### The task
Retype each entry exactly. Skip any pictures.

[Saved entries]
──────────

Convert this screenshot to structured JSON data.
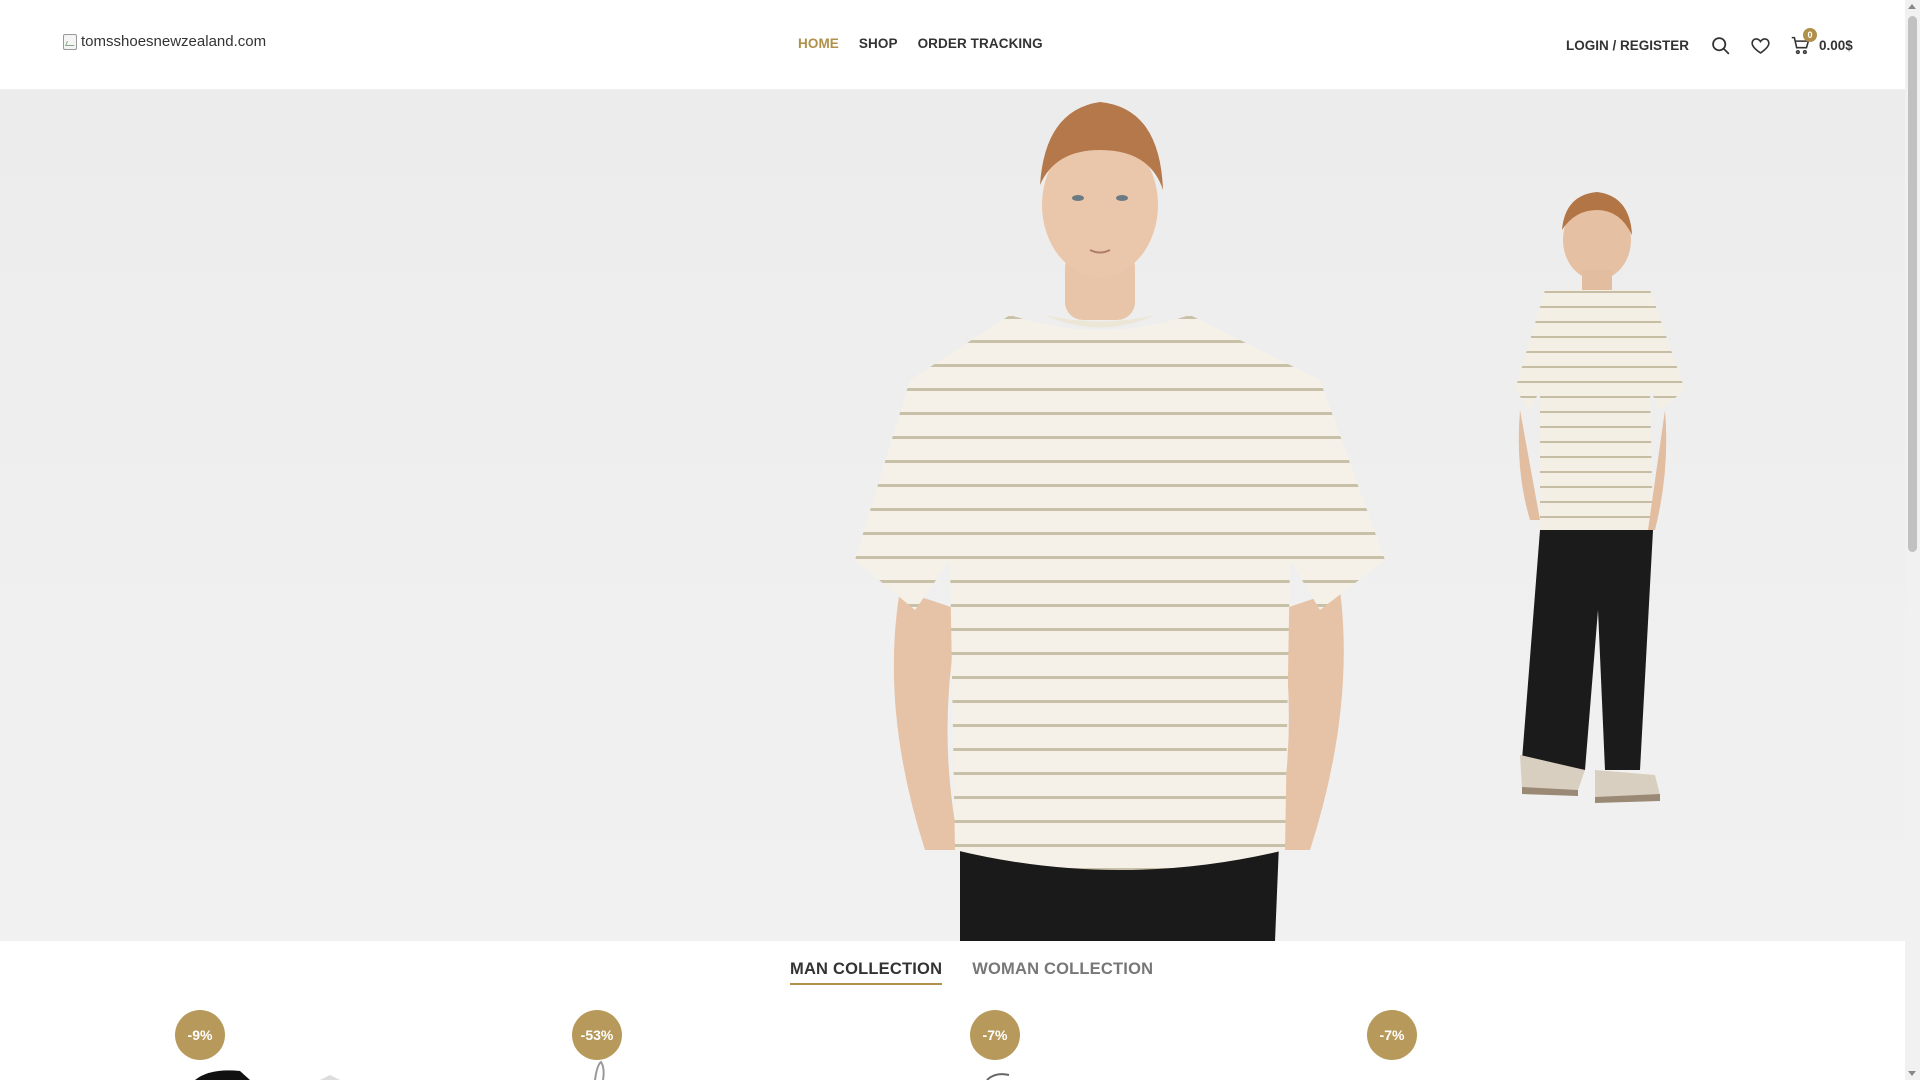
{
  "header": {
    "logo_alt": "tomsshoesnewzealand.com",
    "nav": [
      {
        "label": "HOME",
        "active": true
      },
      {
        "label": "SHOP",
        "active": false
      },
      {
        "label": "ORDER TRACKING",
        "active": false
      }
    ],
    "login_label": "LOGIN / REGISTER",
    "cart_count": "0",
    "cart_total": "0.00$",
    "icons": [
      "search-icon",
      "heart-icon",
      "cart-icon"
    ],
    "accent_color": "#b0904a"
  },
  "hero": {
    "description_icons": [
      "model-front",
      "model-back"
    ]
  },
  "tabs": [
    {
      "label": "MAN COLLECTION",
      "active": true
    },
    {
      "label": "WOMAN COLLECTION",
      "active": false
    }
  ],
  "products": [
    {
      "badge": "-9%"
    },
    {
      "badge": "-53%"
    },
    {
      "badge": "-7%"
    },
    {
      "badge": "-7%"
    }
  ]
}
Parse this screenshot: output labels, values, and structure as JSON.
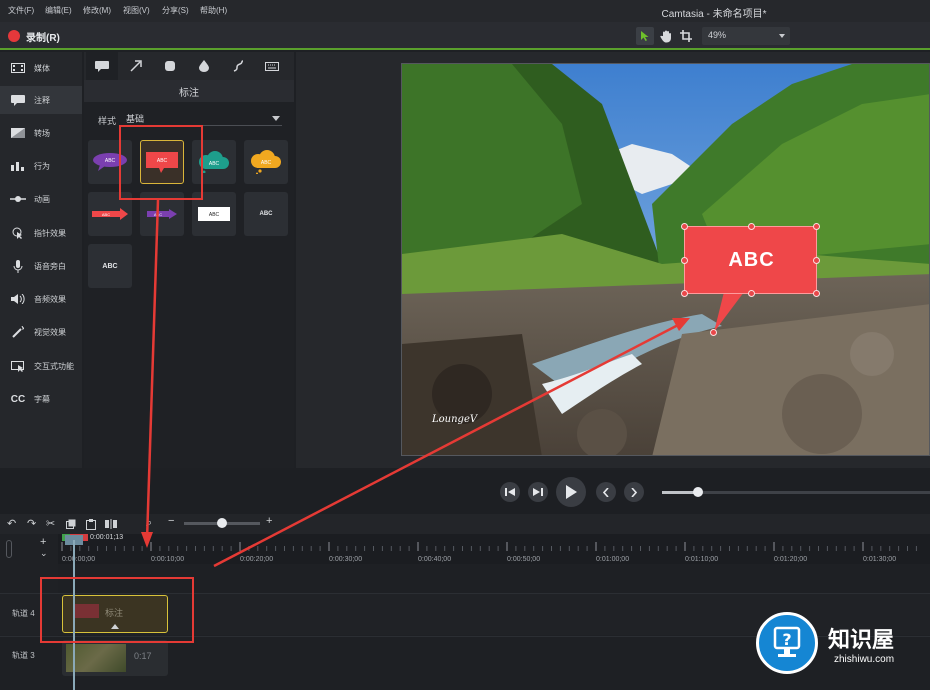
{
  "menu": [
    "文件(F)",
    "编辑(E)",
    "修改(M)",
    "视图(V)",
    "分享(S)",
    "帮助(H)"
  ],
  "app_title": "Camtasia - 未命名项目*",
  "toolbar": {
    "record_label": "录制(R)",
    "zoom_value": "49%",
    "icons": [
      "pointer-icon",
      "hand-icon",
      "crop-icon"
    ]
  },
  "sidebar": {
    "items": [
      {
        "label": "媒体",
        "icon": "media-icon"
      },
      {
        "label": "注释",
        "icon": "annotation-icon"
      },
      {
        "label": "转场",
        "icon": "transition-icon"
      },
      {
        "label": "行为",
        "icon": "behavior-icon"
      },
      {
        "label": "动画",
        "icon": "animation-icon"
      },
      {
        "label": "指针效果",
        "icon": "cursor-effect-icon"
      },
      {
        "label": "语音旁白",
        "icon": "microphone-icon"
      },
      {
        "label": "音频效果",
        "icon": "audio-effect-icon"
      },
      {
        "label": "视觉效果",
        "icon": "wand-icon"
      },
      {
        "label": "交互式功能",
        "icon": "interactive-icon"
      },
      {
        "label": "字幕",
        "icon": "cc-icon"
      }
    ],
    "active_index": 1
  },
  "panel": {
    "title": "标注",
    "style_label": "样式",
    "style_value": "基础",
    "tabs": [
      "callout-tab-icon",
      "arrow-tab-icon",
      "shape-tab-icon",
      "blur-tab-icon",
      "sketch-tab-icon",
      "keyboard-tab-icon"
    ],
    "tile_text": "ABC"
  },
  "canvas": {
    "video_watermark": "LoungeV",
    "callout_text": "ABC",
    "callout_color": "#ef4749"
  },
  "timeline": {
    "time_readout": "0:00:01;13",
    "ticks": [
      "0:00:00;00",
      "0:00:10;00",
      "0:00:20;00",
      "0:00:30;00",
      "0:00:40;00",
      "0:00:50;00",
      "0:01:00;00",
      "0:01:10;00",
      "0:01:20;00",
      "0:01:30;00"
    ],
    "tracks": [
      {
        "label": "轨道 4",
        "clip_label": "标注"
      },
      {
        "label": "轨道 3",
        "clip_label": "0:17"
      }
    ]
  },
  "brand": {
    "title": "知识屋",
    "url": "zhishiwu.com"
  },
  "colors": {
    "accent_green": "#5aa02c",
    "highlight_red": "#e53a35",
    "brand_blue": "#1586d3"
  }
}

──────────

### Exercise answer
Convert this screenshot to structured JSON data.
{
  "header": {
    "logo_alt": "tomsshoesnewzealand.com",
    "nav": [
      {
        "label": "HOME",
        "active": true
      },
      {
        "label": "SHOP",
        "active": false
      },
      {
        "label": "ORDER TRACKING",
        "active": false
      }
    ],
    "login_label": "LOGIN / REGISTER",
    "cart_count": "0",
    "cart_total": "0.00$",
    "icons": [
      "search-icon",
      "heart-icon",
      "cart-icon"
    ],
    "accent_color": "#b0904a"
  },
  "hero": {
    "description_icons": [
      "model-front",
      "model-back"
    ]
  },
  "tabs": [
    {
      "label": "MAN COLLECTION",
      "active": true
    },
    {
      "label": "WOMAN COLLECTION",
      "active": false
    }
  ],
  "products": [
    {
      "badge": "-9%"
    },
    {
      "badge": "-53%"
    },
    {
      "badge": "-7%"
    },
    {
      "badge": "-7%"
    }
  ]
}
Parse this screenshot: output labels, values, and structure as JSON.
{
  "menu": [
    "文件(F)",
    "编辑(E)",
    "修改(M)",
    "视图(V)",
    "分享(S)",
    "帮助(H)"
  ],
  "app_title": "Camtasia - 未命名项目*",
  "toolbar": {
    "record_label": "录制(R)",
    "zoom_value": "49%",
    "icons": [
      "pointer-icon",
      "hand-icon",
      "crop-icon"
    ]
  },
  "sidebar": {
    "items": [
      {
        "label": "媒体",
        "icon": "media-icon"
      },
      {
        "label": "注释",
        "icon": "annotation-icon"
      },
      {
        "label": "转场",
        "icon": "transition-icon"
      },
      {
        "label": "行为",
        "icon": "behavior-icon"
      },
      {
        "label": "动画",
        "icon": "animation-icon"
      },
      {
        "label": "指针效果",
        "icon": "cursor-effect-icon"
      },
      {
        "label": "语音旁白",
        "icon": "microphone-icon"
      },
      {
        "label": "音频效果",
        "icon": "audio-effect-icon"
      },
      {
        "label": "视觉效果",
        "icon": "wand-icon"
      },
      {
        "label": "交互式功能",
        "icon": "interactive-icon"
      },
      {
        "label": "字幕",
        "icon": "cc-icon"
      }
    ],
    "active_index": 1
  },
  "panel": {
    "title": "标注",
    "style_label": "样式",
    "style_value": "基础",
    "tabs": [
      "callout-tab-icon",
      "arrow-tab-icon",
      "shape-tab-icon",
      "blur-tab-icon",
      "sketch-tab-icon",
      "keyboard-tab-icon"
    ],
    "tile_text": "ABC"
  },
  "canvas": {
    "video_watermark": "LoungeV",
    "callout_text": "ABC",
    "callout_color": "#ef4749"
  },
  "timeline": {
    "time_readout": "0:00:01;13",
    "ticks": [
      "0:00:00;00",
      "0:00:10;00",
      "0:00:20;00",
      "0:00:30;00",
      "0:00:40;00",
      "0:00:50;00",
      "0:01:00;00",
      "0:01:10;00",
      "0:01:20;00",
      "0:01:30;00"
    ],
    "tracks": [
      {
        "label": "轨道 4",
        "clip_label": "标注"
      },
      {
        "label": "轨道 3",
        "clip_label": "0:17"
      }
    ]
  },
  "brand": {
    "title": "知识屋",
    "url": "zhishiwu.com"
  },
  "colors": {
    "accent_green": "#5aa02c",
    "highlight_red": "#e53a35",
    "brand_blue": "#1586d3"
  }
}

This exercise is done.